As this site has pointed out consistently over the years, an awareness of the tradition of full-figured feminine beauty in Western art is absolutely crucial in dislodging people out of the state of ahistorical blindness in which they live, a condition in which they are duped into thinking that the modern starvation standard is the definition of beauty, when in fact it is an aberration and a sick inversion of the true beauty tradition.
I thought of this the other day when I encountered the following article.
It describes the efforts of one woman, who lost her sister to an eating disorder, to raise awareness about the issue:
On Sept. 24, Dreyer, along with the organization Networking, Women and Wine, will present the Sip and Savour event - a gallery crawl, wine tasting and food fest to raise funds for the National Eating Disorders Association (NEDA) and Melissa's Voice Foundation, Inc., an organization Dreyer started in memory of her sister that helps men and women pay for the extensive counseling and medical attention needed to treat eating disorders.
What makes the article significant, apart from its focus on the true
health epidemic confronting society (i.e., women needlessly starving themselves), is what triggered the organizer's vision of a fundraiser in an art gallery:
Dreyer, who is chairing the first annual NEDA Walk Charlotte on Oct. 22 to bring awareness to eating disorders, was thinking of creative ways to get the word out about it when a chance encounter during a morning walk through Myers Park provided the solution.
She was drawn into a building that housed a real estate firm to see if they would be interested in being a sponsor.

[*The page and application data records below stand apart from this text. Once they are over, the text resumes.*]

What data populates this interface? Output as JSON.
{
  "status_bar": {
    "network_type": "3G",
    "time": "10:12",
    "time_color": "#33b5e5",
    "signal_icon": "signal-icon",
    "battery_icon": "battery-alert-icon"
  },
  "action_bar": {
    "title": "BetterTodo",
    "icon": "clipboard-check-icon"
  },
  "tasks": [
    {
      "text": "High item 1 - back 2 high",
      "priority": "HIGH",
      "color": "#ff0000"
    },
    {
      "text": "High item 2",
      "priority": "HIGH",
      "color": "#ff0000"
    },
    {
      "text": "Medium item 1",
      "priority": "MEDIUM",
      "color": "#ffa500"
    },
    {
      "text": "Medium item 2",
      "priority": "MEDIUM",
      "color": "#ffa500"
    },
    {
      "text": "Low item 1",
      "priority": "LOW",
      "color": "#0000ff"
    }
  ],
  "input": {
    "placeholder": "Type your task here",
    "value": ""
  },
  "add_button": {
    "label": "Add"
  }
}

To get to the office Dreyer had to pass through an art gallery. She was struck by the artwork of female images and body forms on the gallery walls.
"I immediately thought how beautiful women are in their natural, curvaceous womanly figures and said to myself 'I wish the world could see what I am seeing, that this is what women really look like and how amazingly beautiful they are,'" she recalled.
I find it fascinating that she had such an experience. In entering the art gallery, she encountered what was almost a secret treasure-trove (secret not by design but by cultural ignorance): a repository of culture from healthier, more noble ages than our own -- eras that recognized true beauty and celebrated it, enabling women to live freely and comfortably without a second thought about body image, other than to admire their own curvaceous physiques.
In essence, when Ms. Dreyer entered the gallery, she escaped into an alternative reality. Or to put it more precisely, she escaped into the true
reality, the natural reality in which we all should be living -- and would
be living, had the history of the 20th century turned out differently. The misbegotten, curve-o-phobic, media-controlled world outside the gallery, the world in which we are condemned to live today, is actually the sinister mirror universe, the evil twin, the distorted opposite of the healthier, nobler existence that the paintings depict.
But at least that visual record of a more natural, beautiful world exists, preserved on canvas. Seeing that vision helped Ms. Dreyer rediscover the true form of beauty. If more people could be exposed to this superior reality, their viewpoints might be transformed as well. Perhaps if Ms. Dreyer's sister had had such an epiphany, she would still be alive today, rather than being another tragic victim of the modern Death Aesthetic.